Task to complete
Each line from the one with "Extract the structured" through the last line of the records must be output exactly, both ends included.

Records for processing
********************
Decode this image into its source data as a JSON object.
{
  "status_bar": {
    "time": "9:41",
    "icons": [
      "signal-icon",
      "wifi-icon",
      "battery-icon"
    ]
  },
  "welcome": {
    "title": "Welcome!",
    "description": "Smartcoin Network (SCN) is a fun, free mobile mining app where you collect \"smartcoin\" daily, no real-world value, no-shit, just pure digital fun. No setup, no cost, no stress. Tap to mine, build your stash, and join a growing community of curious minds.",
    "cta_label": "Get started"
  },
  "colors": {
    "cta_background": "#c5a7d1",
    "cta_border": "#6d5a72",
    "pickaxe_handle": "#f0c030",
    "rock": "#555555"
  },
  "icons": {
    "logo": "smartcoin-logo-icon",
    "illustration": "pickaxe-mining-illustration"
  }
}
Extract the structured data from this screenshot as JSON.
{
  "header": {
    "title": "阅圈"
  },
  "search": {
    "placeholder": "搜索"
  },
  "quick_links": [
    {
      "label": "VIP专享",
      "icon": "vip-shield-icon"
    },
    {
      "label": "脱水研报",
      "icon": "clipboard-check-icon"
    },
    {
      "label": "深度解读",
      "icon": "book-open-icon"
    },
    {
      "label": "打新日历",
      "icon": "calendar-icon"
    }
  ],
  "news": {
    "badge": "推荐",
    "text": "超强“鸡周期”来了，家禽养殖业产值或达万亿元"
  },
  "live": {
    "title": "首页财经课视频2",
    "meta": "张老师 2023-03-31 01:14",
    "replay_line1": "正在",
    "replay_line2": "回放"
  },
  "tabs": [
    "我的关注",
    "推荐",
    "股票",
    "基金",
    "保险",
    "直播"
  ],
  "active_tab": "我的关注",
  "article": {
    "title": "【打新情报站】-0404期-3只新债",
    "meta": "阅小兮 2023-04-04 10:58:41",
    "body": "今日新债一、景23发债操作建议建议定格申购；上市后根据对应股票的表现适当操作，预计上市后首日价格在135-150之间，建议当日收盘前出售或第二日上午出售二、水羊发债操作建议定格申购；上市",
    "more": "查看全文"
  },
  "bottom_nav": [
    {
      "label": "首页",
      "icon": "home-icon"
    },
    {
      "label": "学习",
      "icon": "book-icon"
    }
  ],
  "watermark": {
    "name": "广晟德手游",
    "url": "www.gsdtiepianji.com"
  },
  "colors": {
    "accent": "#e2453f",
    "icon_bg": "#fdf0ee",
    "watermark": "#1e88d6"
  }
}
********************
Answer box
Extract the structured data from this screenshot as JSON.
{
  "header": {
    "title": "阅圈"
  },
  "search": {
    "placeholder": "搜索"
  },
  "quick_links": [
    {
      "label": "VIP专享",
      "icon": "vip-shield-icon"
    },
    {
      "label": "脱水研报",
      "icon": "clipboard-check-icon"
    },
    {
      "label": "深度解读",
      "icon": "book-open-icon"
    },
    {
      "label": "打新日历",
      "icon": "calendar-icon"
    }
  ],
  "news": {
    "badge": "推荐",
    "text": "超强“鸡周期”来了，家禽养殖业产值或达万亿元"
  },
  "live": {
    "title": "首页财经课视频2",
    "meta": "张老师 2023-03-31 01:14",
    "replay_line1": "正在",
    "replay_line2": "回放"
  },
  "tabs": [
    "我的关注",
    "推荐",
    "股票",
    "基金",
    "保险",
    "直播"
  ],
  "active_tab": "我的关注",
  "article": {
    "title": "【打新情报站】-0404期-3只新债",
    "meta": "阅小兮 2023-04-04 10:58:41",
    "body": "今日新债一、景23发债操作建议建议定格申购；上市后根据对应股票的表现适当操作，预计上市后首日价格在135-150之间，建议当日收盘前出售或第二日上午出售二、水羊发债操作建议定格申购；上市",
    "more": "查看全文"
  },
  "bottom_nav": [
    {
      "label": "首页",
      "icon": "home-icon"
    },
    {
      "label": "学习",
      "icon": "book-icon"
    }
  ],
  "watermark": {
    "name": "广晟德手游",
    "url": "www.gsdtiepianji.com"
  },
  "colors": {
    "accent": "#e2453f",
    "icon_bg": "#fdf0ee",
    "watermark": "#1e88d6"
  }
}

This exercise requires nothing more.